There is actually nothing in the epistle of James about hair at all, but when in the New Testament there are instructions to women about hair, the function of those instructions is to make certain that only God's glory is reflected in worship (see 1 Corinthians 11). Since in Paul's culture a highly adorned hairdo was considered a woman's glory, Paul said it ought to be covered in worship. Perhaps you have 1 Timothy 2:9 in mind, but the point of that text is not so much to forbid braiding of the hair but to encourage wearing your hair in a way that does not distract from worship by drawing attention to yourself.
The Bible is unequivocal about prohibiting witchcraft in any and all forms. For example, Leviticus 19:26-28 makes evident that witchcraft was prohibited for God's people even in Old Testament times. Furthermore, in 1 Samuel 28 we have the story of how King Saul expelled all mediums and wizards from the Holy Land and then himself consulted a medium, which the narrator of the story makes clear is a very grave sin. In the New Testament, Paul lists sorcery as one of the sins that can keep a person out of the kingdom of God (Galatians 5:20).
There is nothing in the NT to suggest that Joseph of Arimathea was related to Jesus at all. Jesus himself, of course, says at one juncture that he has nowhere to lay his head, and when asked his judgment on paying taxes to Caesar, he does not even have a coin to examine so he can discuss the matter. The evidence we have certainly suggests that Jesus was poor by any culture's standards.
The role of the prophetess, like the role of the prophet in the Bible, was to be God's mouthpiece. Sometimes this involved simply proclaiming a revelation you had received from God (see 1 Corinthians 11 and 14). Sometimes it involved offering up an exhortation to God's people or making a wise judgment, based on some revelation from God. See Judges 4-5 about Deborah.
In regard to claiming such a calling in your life, you must first have been called by God to do this and accordingly granted the gift of prophecy, as recognized and attested in the faith community. It's not a matter of simply going out and claiming to be a prophetess. There must be fruit and evidence in your life that you has been gifted in this way.
The doctrine of sola scriptura (or "the Bible alone") is the sole and only authority in Protestantism. Where is this foundation of all of the Protestant beliefs given to us by a revelation from God? How do we infallibly know that this doctrine is true? If it is true, where in the Bible is it taught, and where was it taught by the apostles?
This is an excellent question. Second Timothy 3:16 focuses on the fact that all the Old Testament scriptures are inspired by God and thus are truthful. There was, of course, not yet a New Testament canon during the NT era itself; the books were still being written.

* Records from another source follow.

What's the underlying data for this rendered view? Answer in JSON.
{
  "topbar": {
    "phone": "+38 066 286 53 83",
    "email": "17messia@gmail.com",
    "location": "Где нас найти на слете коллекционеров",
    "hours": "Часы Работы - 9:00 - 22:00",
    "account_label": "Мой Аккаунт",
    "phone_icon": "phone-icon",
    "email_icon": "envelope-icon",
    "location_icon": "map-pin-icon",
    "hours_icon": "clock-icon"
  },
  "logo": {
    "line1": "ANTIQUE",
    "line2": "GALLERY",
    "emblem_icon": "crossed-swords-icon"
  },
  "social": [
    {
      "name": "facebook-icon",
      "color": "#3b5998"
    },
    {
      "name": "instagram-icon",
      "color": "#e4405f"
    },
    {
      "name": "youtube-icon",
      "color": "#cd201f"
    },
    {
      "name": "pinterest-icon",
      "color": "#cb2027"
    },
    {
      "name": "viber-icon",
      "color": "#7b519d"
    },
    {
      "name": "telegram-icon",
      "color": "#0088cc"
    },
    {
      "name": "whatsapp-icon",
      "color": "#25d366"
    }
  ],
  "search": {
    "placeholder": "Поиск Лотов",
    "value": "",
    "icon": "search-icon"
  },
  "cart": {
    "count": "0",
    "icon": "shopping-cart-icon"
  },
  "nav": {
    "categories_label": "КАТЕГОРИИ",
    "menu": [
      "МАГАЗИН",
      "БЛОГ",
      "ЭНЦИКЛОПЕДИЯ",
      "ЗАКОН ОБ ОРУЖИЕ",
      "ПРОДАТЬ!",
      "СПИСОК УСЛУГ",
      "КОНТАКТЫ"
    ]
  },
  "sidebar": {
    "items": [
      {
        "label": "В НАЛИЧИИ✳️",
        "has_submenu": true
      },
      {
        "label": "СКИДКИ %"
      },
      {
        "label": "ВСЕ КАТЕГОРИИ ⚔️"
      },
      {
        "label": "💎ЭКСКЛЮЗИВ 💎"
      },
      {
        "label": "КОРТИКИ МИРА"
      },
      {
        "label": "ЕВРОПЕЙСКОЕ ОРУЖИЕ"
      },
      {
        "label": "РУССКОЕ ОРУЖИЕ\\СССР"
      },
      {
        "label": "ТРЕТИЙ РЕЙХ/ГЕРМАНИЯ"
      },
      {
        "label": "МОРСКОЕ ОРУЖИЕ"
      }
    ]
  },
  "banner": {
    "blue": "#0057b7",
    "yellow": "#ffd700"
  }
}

But the principles of holding a very high view of scripture, and basing your life on God's word as the final authority, are clearly present in texts like Psalms 119. It is because of such texts, and also because of the ecumenical church counsels in the fourth century A.D.--which said these 27 books are our NT canon--that the Protestant churches have held up the notion of sola scriptura: of scripture alone being the final arbiter of truth.